_Assignment_.
Search the data for the word "number" and copy out every line that has it.

_Records for the task_.
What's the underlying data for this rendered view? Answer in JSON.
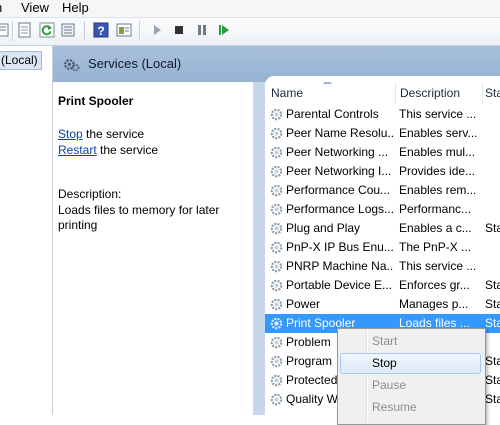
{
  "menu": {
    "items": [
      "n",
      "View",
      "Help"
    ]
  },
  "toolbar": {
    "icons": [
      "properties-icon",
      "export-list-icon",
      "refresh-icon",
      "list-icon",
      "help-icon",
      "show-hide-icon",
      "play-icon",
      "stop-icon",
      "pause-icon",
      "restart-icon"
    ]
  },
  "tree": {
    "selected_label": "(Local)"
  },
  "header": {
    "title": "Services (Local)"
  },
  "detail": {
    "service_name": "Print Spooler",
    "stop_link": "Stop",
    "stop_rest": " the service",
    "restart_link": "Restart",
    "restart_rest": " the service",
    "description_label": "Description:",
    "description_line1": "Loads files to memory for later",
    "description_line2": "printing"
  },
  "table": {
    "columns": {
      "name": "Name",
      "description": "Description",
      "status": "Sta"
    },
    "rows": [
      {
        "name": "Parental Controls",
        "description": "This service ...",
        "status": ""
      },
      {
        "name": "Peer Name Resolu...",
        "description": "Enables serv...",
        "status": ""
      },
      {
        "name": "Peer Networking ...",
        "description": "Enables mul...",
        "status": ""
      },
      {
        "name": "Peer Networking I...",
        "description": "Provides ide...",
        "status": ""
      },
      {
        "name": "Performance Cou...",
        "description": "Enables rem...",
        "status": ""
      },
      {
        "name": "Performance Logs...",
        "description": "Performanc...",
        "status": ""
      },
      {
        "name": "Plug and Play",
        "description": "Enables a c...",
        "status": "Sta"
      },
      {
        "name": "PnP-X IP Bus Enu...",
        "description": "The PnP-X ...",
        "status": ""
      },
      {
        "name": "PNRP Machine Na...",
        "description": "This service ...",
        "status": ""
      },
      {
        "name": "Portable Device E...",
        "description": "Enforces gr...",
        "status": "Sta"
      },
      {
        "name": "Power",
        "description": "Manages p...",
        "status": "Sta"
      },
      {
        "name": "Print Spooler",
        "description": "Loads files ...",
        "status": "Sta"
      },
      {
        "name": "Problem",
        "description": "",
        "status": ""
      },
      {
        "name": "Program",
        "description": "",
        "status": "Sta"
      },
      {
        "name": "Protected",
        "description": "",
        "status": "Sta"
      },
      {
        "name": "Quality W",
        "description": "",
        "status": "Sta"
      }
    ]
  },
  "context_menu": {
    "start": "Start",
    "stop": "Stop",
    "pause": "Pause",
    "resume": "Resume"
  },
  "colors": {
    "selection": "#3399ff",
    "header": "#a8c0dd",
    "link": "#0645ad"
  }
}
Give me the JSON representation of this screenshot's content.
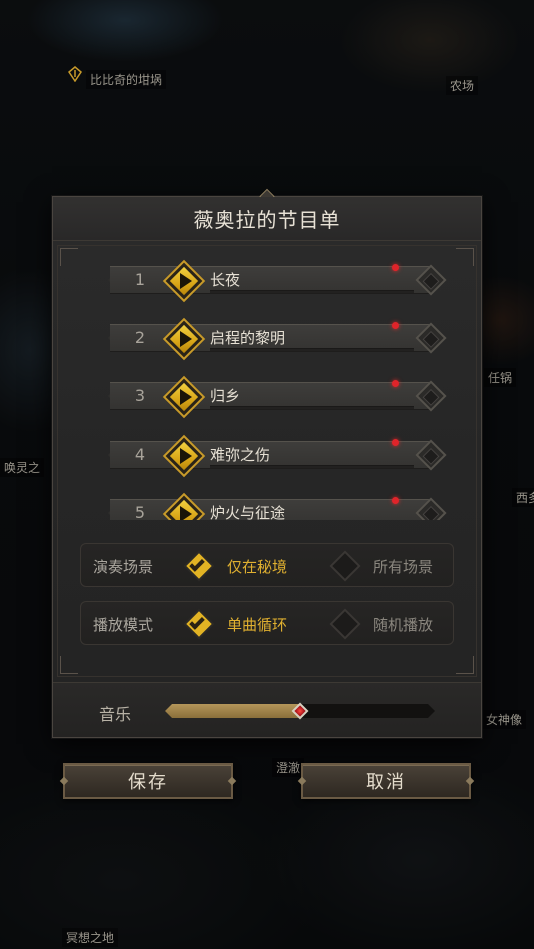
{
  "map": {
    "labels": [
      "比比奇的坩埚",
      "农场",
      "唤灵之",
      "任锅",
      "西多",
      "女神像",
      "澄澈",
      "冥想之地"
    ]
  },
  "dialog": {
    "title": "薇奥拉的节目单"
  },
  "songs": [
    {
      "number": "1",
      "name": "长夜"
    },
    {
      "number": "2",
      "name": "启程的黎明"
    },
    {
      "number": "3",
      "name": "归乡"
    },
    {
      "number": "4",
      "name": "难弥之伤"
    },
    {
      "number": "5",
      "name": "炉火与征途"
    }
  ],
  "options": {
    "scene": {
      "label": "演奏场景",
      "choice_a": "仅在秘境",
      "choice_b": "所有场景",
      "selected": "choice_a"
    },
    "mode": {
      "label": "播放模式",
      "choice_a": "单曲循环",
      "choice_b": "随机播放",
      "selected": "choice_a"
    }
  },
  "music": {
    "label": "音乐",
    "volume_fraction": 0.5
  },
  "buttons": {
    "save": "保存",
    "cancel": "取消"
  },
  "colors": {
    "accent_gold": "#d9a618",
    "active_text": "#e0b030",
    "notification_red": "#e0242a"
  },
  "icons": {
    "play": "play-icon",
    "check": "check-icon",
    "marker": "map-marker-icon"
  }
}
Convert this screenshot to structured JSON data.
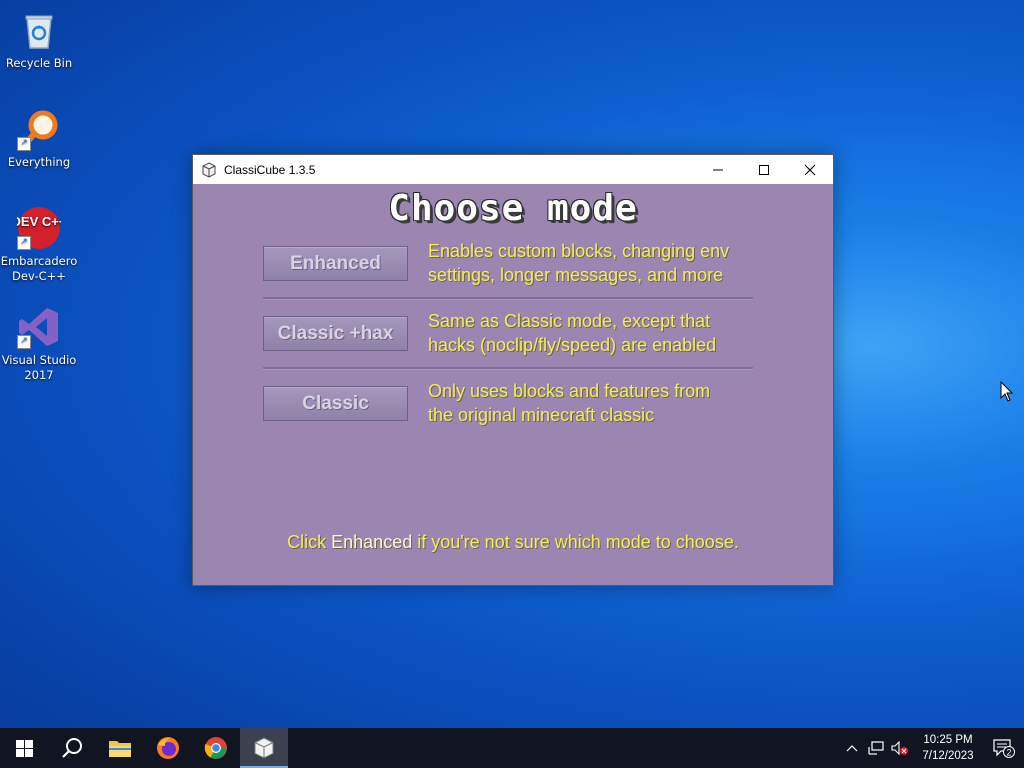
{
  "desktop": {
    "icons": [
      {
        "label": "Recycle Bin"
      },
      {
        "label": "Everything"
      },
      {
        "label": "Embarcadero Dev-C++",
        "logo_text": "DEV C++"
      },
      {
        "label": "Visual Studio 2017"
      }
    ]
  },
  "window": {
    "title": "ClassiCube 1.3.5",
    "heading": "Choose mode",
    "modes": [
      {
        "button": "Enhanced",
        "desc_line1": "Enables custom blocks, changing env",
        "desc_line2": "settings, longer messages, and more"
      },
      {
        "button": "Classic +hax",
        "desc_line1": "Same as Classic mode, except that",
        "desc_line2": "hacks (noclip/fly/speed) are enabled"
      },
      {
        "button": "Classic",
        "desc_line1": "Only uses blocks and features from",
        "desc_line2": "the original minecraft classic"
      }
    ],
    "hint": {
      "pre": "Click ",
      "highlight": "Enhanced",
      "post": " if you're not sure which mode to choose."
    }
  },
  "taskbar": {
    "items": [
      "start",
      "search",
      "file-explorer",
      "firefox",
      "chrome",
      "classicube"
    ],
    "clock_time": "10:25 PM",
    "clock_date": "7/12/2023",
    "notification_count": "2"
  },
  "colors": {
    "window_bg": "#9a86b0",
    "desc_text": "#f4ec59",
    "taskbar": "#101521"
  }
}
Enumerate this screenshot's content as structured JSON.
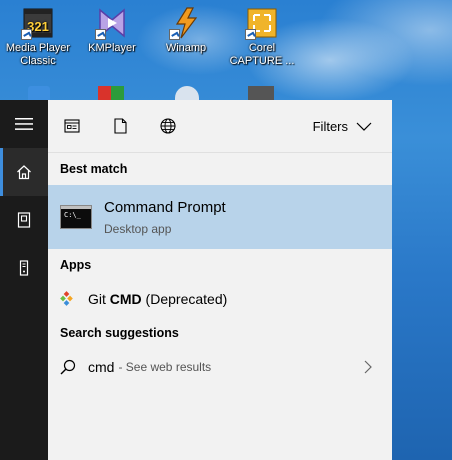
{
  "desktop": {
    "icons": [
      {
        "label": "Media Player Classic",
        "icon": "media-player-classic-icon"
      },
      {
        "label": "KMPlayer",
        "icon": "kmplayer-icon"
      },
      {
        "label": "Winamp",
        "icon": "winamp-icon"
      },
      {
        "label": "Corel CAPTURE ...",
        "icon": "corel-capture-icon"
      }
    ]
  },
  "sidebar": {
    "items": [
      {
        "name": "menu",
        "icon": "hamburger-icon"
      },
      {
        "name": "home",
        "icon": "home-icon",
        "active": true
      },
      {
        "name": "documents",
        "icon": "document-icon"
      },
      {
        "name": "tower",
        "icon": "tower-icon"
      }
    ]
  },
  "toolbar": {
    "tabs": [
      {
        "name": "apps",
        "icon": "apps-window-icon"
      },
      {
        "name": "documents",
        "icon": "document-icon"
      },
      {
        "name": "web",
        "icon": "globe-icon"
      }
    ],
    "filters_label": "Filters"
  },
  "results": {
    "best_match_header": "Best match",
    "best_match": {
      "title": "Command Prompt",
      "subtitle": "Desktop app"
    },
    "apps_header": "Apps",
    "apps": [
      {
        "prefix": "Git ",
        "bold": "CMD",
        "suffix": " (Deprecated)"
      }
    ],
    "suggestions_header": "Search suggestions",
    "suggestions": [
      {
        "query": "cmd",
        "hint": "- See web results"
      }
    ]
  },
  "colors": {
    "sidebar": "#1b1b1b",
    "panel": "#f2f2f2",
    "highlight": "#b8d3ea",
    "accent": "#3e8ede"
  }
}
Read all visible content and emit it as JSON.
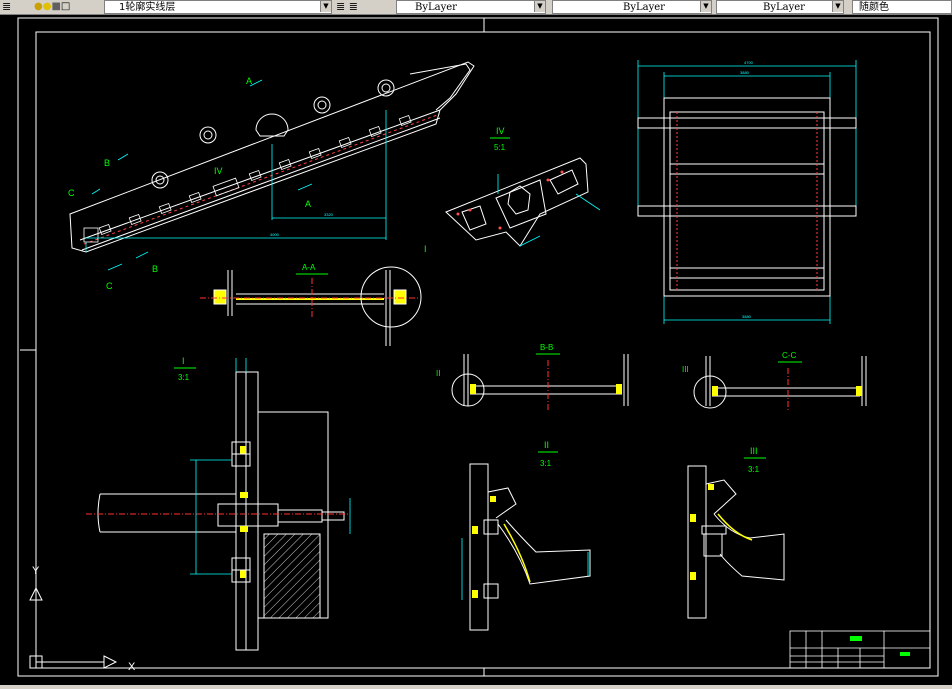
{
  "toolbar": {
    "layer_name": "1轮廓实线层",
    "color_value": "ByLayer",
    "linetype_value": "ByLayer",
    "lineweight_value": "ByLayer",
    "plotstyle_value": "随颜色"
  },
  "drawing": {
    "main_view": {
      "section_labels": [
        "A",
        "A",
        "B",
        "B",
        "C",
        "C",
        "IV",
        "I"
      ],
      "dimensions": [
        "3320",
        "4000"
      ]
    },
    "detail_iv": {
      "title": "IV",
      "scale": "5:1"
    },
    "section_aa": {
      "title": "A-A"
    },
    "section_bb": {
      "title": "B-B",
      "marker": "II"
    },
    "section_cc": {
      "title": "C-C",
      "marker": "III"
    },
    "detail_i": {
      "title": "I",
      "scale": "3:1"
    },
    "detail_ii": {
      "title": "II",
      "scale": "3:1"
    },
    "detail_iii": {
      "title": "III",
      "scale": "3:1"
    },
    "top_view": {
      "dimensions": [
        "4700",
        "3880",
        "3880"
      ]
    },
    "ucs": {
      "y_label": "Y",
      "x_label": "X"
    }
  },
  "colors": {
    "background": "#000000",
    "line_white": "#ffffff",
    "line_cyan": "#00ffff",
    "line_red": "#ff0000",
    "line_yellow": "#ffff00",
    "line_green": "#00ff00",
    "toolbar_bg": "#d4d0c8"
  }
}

_Answer to this problem_.
      "number": "1",
      "number": "2",
      "number": "3",
      "number": "4",
      "number": "5",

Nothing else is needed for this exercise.